Uncertainty hindering management of marine genetic resources, UN meeting told

Uncertainty on how to deal with marine genetic resources beyond national jurisdictions is restricting research and utilization of such resources, several experts have told a United Nations meeting taking place this week at UN Headquarters in New York.

At the annual meeting of the UN informal consultations on oceans and the law of the sea, Sam Johnston, a senior researcher at UN University, told participants that the current lack of clear rules was slowing down research and use of such resources. It created uncertainty for industry, hampered information exchange among scientists and held back government efforts to negotiate arrangements on sharing the benefits deriving from such resources.

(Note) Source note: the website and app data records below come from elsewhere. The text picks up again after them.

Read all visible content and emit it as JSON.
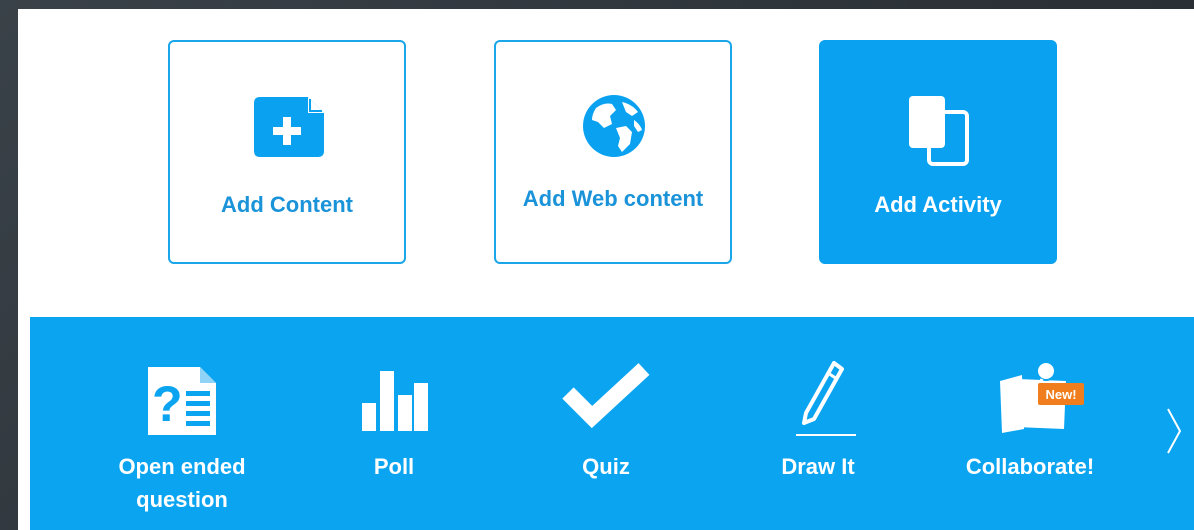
{
  "colors": {
    "accent": "#0aa2f0",
    "accent_text": "#1a93d9",
    "strip_bg": "#0ba4f1",
    "new_badge": "#f07d1e",
    "frame": "#2c3238"
  },
  "cards": [
    {
      "label": "Add Content",
      "icon": "add-document-icon"
    },
    {
      "label": "Add Web content",
      "icon": "globe-icon"
    },
    {
      "label": "Add Activity",
      "icon": "copy-pages-icon",
      "selected": true
    }
  ],
  "activities": [
    {
      "label": "Open ended question",
      "icon": "question-document-icon"
    },
    {
      "label": "Poll",
      "icon": "bar-chart-icon"
    },
    {
      "label": "Quiz",
      "icon": "checkmark-icon"
    },
    {
      "label": "Draw It",
      "icon": "pencil-icon"
    },
    {
      "label": "Collaborate!",
      "icon": "pinned-notes-icon",
      "badge": "New!"
    }
  ],
  "next_icon": "chevron-right-icon"
}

Lisa Speer, of the Natural Resources Defence Council, said the legal system has fallen behind managing areas beyond national jurisdiction and called for a new implementing agreement of the UN Convention on the Law of the Sea on the management of genetic resources in these areas.

Timothy Hodges, Co-Chair of the Convention on Biological Diversity’s Working Group on Access and Benefit-Sharing, said the institutional framework for marine biodiversity beyond national jurisdiction was poorly understood and governance structures were under debate.

There was a high potential of monetary and non-monetary wealth to be derived from such resources and the outcome could be “a win-win situation,” he said, especially if the capacity-building needs of indigenous and coastal communities were met and their knowledge was recognized.

Philippines’ delegate Emma Sarne said that while bioprospecting – or research and development related to marine genetic resources – for academic research was beneficial, if the materials were subsequently patented to foreign investors, the country of origin could lose control over its own marine genetic resources.

The experts recommended regulations that are practical and enforceable, set out liabilities and responsibilities among all interested parties, allow work to proceed and encourage collaboration. The goal should be to facilitate access and to ensure legal certainty for scientists and bioprospectors, while retaining coastal state involvement.

The informal consultations will conclude tomorrow, with the expected adoption of agreed elements feeding into the General Assembly’s resolution on the law of the sea and sustainable fisheries.